(Collected data entries)
== Segment start ==

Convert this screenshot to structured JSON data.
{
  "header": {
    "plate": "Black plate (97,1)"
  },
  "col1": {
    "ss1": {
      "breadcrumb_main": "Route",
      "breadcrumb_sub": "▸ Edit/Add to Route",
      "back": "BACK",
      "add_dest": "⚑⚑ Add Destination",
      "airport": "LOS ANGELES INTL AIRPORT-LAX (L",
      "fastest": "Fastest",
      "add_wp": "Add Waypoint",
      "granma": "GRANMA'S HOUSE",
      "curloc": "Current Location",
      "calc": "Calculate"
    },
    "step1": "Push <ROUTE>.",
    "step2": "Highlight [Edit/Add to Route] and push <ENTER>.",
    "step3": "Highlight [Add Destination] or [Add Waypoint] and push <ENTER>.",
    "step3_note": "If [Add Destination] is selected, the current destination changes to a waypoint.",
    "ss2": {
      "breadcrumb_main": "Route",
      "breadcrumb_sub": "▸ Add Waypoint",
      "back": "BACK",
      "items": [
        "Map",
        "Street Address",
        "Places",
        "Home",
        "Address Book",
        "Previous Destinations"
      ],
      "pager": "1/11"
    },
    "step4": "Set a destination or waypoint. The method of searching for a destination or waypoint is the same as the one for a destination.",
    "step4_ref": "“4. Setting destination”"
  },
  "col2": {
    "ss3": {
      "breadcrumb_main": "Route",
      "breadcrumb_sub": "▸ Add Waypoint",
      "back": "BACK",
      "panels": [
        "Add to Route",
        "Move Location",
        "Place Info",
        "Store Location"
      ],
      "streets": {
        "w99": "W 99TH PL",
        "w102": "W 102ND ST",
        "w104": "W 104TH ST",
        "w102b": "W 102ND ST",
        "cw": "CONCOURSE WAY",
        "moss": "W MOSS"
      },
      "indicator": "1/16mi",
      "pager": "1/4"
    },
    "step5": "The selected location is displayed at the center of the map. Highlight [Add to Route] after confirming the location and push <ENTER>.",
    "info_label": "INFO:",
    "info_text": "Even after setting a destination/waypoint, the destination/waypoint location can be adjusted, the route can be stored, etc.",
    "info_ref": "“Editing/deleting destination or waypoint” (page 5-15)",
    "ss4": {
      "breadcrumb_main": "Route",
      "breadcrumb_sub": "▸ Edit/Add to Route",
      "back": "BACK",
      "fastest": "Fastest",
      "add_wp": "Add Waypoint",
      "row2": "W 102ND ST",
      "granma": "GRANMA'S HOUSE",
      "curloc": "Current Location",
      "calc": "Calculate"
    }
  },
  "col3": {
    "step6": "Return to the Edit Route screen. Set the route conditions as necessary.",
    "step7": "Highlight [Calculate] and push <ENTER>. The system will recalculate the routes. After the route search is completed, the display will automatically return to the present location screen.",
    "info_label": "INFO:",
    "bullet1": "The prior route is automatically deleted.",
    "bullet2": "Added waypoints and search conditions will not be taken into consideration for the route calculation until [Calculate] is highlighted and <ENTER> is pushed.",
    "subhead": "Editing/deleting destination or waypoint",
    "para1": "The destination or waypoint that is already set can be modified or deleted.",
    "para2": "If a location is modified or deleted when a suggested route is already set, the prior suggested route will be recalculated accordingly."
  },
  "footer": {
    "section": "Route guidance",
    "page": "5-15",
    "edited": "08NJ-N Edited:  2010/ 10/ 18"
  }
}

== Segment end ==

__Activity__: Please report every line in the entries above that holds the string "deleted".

__Answer__:
    "bullet1": "The prior route is automatically deleted.",
    "para1": "The destination or waypoint that is already set can be modified or deleted.",
    "para2": "If a location is modified or deleted when a suggested route is already set, the prior suggested route will be recalculated accordingly."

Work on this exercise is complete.